What you are asked to do: Among the entries below, how many lines have the string "latest" in them? Only the number should be given.

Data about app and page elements
• • •

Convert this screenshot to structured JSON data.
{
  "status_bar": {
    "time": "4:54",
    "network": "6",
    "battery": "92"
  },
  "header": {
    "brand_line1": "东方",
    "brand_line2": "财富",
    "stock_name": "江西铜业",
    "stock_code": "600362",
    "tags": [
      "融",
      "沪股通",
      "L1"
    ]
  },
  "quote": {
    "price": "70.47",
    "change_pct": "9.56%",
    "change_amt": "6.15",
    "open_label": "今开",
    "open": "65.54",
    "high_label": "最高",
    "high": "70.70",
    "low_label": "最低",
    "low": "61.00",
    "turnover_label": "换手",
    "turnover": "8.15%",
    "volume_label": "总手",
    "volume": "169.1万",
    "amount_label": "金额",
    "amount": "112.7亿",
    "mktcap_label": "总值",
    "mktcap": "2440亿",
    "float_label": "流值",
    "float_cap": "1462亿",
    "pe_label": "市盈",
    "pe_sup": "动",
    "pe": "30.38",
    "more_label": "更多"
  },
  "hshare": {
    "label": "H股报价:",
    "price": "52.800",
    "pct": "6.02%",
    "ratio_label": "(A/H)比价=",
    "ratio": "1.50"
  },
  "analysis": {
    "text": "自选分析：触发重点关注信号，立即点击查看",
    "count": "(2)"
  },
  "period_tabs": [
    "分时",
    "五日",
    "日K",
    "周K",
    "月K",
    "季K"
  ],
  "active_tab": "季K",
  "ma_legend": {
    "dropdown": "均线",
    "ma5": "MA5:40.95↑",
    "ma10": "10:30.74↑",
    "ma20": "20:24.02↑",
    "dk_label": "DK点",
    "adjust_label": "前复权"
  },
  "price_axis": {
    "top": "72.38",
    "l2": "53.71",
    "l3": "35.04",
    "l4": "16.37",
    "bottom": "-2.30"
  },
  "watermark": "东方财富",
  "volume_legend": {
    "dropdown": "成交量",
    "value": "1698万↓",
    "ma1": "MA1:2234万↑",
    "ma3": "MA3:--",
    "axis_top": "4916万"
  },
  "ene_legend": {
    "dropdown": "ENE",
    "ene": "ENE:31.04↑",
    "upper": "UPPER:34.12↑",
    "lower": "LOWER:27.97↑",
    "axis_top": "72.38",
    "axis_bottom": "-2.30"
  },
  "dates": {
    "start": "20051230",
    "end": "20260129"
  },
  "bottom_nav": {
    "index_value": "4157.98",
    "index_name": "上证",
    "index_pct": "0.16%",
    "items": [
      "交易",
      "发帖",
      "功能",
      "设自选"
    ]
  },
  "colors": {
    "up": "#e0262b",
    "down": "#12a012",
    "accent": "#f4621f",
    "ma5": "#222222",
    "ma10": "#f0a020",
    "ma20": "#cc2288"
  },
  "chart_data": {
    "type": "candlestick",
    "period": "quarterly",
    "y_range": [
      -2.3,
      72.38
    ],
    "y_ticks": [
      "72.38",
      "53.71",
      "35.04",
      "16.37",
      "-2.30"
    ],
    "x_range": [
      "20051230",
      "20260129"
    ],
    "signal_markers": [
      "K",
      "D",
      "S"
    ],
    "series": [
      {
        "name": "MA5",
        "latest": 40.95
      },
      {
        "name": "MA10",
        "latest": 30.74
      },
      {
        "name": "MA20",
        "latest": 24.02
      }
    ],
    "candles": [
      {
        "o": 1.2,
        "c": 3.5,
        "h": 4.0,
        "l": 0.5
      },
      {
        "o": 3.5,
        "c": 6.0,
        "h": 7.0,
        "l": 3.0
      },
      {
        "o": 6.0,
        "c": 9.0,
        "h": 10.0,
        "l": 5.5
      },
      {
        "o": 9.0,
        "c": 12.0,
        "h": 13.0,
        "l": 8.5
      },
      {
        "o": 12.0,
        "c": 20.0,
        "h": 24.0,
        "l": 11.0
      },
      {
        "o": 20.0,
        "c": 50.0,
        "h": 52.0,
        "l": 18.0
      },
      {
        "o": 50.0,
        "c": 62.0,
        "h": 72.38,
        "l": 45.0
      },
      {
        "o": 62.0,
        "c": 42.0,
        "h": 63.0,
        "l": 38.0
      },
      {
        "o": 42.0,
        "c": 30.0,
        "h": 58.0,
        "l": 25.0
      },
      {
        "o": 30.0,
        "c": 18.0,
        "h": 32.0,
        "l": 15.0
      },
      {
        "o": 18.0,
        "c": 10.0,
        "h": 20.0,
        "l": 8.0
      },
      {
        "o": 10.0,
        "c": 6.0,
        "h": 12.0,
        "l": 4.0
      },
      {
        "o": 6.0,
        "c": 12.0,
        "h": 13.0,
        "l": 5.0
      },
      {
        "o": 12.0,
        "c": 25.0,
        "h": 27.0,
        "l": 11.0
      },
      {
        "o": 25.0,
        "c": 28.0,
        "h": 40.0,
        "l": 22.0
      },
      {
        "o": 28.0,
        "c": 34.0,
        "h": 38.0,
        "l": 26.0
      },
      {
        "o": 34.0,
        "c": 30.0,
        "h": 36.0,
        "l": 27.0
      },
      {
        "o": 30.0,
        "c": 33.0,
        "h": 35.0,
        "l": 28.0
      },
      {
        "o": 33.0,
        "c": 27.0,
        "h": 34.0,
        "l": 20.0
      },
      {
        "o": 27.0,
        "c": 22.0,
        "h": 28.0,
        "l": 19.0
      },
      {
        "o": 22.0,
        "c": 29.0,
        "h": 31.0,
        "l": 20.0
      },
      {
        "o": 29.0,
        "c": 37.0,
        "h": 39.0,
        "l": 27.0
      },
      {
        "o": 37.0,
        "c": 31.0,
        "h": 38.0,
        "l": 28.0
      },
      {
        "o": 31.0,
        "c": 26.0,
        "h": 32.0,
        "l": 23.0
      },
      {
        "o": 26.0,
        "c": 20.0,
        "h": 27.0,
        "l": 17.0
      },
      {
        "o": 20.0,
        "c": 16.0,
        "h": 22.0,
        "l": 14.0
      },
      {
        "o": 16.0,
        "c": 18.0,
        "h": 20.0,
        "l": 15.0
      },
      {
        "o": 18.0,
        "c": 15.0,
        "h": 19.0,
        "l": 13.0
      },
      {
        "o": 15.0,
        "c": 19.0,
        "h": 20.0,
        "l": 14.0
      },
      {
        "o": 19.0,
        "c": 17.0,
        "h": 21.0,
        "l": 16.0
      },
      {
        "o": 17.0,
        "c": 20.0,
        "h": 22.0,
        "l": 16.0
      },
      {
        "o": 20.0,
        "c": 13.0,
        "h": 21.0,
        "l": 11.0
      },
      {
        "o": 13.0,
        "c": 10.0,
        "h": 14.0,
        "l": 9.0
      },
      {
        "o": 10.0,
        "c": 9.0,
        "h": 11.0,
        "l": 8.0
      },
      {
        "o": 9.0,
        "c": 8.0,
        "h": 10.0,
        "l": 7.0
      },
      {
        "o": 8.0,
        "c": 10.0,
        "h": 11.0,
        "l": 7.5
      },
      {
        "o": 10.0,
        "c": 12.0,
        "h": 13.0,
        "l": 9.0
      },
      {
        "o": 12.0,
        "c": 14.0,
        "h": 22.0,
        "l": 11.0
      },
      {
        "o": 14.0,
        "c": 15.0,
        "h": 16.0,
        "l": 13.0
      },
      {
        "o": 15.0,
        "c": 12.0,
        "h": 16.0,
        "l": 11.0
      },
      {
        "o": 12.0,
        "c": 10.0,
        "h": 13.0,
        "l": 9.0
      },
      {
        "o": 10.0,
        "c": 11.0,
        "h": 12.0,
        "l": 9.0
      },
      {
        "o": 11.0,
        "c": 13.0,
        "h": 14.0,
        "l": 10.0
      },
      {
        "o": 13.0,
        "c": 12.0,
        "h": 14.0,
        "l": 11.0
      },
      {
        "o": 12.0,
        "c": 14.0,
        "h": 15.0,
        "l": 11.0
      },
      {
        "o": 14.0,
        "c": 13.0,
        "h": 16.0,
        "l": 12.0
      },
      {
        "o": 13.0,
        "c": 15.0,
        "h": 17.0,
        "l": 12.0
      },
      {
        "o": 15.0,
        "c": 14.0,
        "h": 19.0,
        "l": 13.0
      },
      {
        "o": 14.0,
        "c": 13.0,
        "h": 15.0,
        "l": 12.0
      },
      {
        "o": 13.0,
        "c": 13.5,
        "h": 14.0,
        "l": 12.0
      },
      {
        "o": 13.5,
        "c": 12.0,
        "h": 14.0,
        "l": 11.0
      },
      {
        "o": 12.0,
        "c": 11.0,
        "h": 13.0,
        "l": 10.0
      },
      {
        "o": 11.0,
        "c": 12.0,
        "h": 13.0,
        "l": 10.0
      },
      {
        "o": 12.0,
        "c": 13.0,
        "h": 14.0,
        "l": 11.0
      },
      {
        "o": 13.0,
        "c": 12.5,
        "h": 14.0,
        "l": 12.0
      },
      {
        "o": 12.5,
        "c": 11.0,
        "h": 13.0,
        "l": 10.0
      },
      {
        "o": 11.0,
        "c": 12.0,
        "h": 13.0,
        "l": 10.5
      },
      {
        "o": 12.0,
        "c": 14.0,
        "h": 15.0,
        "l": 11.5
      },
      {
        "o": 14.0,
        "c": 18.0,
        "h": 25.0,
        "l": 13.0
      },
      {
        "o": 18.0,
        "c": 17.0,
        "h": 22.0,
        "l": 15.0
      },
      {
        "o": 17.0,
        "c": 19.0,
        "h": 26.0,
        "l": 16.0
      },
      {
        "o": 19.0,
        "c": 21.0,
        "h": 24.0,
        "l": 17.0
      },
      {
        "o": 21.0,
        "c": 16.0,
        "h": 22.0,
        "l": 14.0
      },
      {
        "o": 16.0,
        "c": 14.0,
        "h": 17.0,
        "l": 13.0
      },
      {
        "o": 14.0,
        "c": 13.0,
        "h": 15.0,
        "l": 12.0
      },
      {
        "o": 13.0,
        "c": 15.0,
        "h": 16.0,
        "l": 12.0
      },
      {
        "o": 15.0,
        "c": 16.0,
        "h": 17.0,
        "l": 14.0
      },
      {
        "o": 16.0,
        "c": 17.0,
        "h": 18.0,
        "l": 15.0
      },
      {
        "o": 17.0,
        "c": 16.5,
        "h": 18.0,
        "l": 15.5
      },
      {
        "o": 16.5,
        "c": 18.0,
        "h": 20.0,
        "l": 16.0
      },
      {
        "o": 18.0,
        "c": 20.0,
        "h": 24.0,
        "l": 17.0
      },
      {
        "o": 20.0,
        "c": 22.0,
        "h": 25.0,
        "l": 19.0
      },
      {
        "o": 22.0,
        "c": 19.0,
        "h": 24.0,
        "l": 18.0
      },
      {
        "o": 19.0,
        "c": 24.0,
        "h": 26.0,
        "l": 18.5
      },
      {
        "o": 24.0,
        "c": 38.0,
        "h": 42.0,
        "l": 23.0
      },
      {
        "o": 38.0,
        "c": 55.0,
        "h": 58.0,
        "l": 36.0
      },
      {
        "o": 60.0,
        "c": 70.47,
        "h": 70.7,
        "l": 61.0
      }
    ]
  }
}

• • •

Task response: 3